Convener: Claudio Pellegrini  | Co-Conveners: Stefano Patruno , Ronald Steel , William Helland-Hansen , Christian Betzler 
 / Tue, 10 Apr, 15:30–17:00
 / Attendance Tue, 10 Apr, 17:30–19:00

This session aims at bringing together researchers interested in the genesis, drivers, dynamics and fate of land-derived clastic sediments delivered to sedimentary basins and carbonate-prone
accretionary wedges. We will focus particularly on the process sedimentology and stratigraphy of outbuilding margin clinoforms, the basinward-dipping, chronostratigraphic surfaces that constitute the dominant architecture of most shoreline-scale (i.e., vertical reliefs of 10s m) to continental margin-scale (i.e., vertical reliefs of 1000s m) slope successions. Contributions may deal with siliciclastic-fed systems or with carbonate environments and may cover subaerial and subaqueous clinothems at delta-scale, shelf-prism-scale and continental margin-scale.
A significant scientific, economic and social interest is associated with the study of geometry, genesis, development and drivers of both modern and ancient clinoforms. These elements and factors, and their complex interactions are crucial to:(1) our understanding of deltaic, reefal, shallow-water and deepwater-slope facies distributions, including the extent and architecture

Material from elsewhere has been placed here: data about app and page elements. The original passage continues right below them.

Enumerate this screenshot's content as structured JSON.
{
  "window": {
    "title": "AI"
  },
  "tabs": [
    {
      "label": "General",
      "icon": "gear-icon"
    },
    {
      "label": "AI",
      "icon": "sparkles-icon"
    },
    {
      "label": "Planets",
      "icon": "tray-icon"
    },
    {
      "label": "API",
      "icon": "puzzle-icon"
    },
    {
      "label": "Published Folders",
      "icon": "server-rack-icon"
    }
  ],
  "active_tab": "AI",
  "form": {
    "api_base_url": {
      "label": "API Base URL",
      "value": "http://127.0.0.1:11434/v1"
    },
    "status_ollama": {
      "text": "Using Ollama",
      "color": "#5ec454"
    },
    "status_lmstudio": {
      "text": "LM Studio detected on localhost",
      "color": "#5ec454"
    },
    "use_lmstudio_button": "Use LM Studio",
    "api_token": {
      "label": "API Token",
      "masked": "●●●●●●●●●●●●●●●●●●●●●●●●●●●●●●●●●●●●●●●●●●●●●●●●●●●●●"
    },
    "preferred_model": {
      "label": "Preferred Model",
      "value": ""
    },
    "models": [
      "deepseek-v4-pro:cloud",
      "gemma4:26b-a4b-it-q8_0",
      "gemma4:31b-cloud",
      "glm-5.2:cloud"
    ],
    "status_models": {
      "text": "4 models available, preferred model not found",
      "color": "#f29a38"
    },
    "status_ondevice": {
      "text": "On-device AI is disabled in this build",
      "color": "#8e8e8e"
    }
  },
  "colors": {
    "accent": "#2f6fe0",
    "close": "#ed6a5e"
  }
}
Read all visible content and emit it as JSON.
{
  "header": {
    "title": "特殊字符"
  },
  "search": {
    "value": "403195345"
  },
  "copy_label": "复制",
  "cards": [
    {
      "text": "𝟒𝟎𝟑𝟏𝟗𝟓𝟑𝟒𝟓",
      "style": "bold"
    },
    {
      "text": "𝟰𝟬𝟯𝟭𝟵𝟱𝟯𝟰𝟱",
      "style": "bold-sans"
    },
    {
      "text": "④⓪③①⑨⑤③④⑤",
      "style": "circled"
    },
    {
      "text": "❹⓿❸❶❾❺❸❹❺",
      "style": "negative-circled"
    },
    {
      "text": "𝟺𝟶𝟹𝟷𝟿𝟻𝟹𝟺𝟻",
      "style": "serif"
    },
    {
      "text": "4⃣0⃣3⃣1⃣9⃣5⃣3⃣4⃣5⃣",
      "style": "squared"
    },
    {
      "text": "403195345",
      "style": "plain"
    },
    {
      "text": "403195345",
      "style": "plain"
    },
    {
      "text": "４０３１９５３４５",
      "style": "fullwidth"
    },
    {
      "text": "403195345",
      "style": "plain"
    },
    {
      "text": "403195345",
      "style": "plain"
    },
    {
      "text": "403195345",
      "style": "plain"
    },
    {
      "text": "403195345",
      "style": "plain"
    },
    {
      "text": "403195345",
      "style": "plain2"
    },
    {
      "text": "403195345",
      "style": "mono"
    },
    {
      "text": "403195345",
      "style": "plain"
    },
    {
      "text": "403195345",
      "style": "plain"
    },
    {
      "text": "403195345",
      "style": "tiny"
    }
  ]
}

of hydrocarbon-bearing reservoir intervals; (2) our ability to predict sand and mud partitioning via sequence stratigraphy, trajectory analysis and numerical modelling techniques; (3) our tracking of palaeoenvironmental, paleoceanographic, structural and geodynamic changes through the entire sedimentary prism of margins; and (4) our estimates of the fate of terrestrial organic carbon and pollutants in transit across the clinoforms.
We invite presentations from sedimentary geologists, geochemists, geomorphologists and physical/numerical modelers that contribute to further understanding of sediment dynamics and processes, both for modern and ancient clinoform settings. We particularly welcome holistic and comprehensive approaches to: (i) understanding stratigraphic responses on the clinothem to allogenic and autogenic forcing mechanisms; (ii) the prediction of basin-floor deposits as a function of clinothem dynamics and geometry; (iii) elucidating the changing sediment gravity flow processes, transformations and products across the margin clinoform; (iv) understand the fate of organic carbon and pollutant in terms of processes and timing. We also aim to breach the gap between researchers studying present-day systems and those reconstructing ancient outcrop and subsurface systems. The practical impact and the economic and social relevance of this research shall also be highlighted.